Pedro scored 45 goals between 2009 and 2011 for Barça from a wide left role, yet could not always find a place in Luis Enrique’s side last season. The 27-year-old was a regular substitute – and regularly substituted – to such an extent that he played the full 90 minutes on just 19 occasions from 50 appearances in all competitions.
Still, it is that relative lack of importance that is driving Pedro away from Barcelona – a club the player has been associated with for more than a decade. He will bring pace, goals – there have been at least 10 a season for the last six campaigns – and a genuine team ethic to United. Indeed, what Pedro lacks in technical brilliance compared to Di Maria might be compensated, in part at least, by a work-rate that is likely to please his new manager.
Meanwhile, over in Paris the welcoming party for Di Maria will begin once United has, with a little irony, faced his new club in Chicago on Thursday. The proposed £45 million fee will leave the Reds with a paper loss on the player in the region of £15 million, although much of that is attributable to forex movements over the past 12 months. The club will recoup €63 million of the €75 million paid to Madrid, with no bonuses due, and has amortised any loss in value over the past year.
PSG will be Di Maria’s fifth club in a decade as a professional. And it was left to another wandering maverick to roll out the Parisian red carpet.
“If you get a chance to play with Di María it is a fantastic thing,” said Zlatan Ibrahimovic, who is now at his seventh European club.
“He is a fantastic player who plays for the team. He brings pace. He brings big quality and for sure he will make our team even better than it is today. We will receive him with open arms.”

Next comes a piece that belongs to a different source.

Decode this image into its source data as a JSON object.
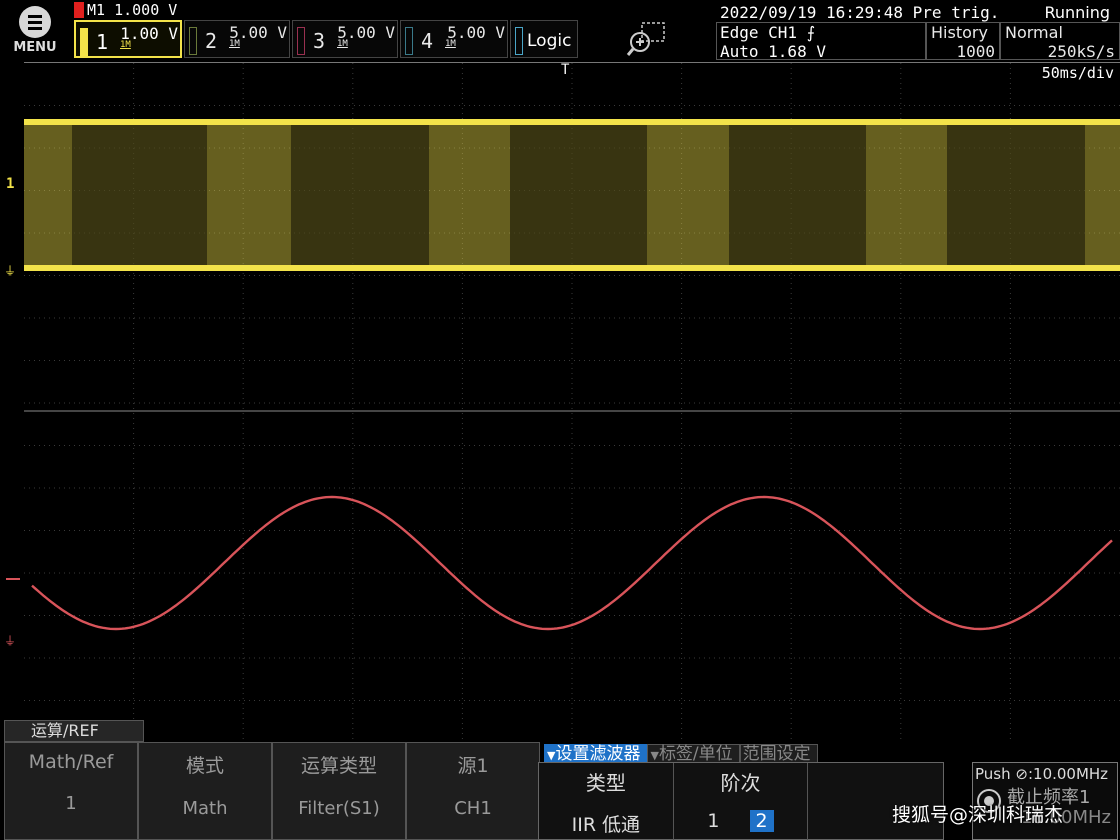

So too will Blanc, who is charged with finding more from a player presumably less comfortable in Manchester than he will be in Paris. And if the Di Maria once past returns in the French capital then more questions will be asked – both of the player and his former manager.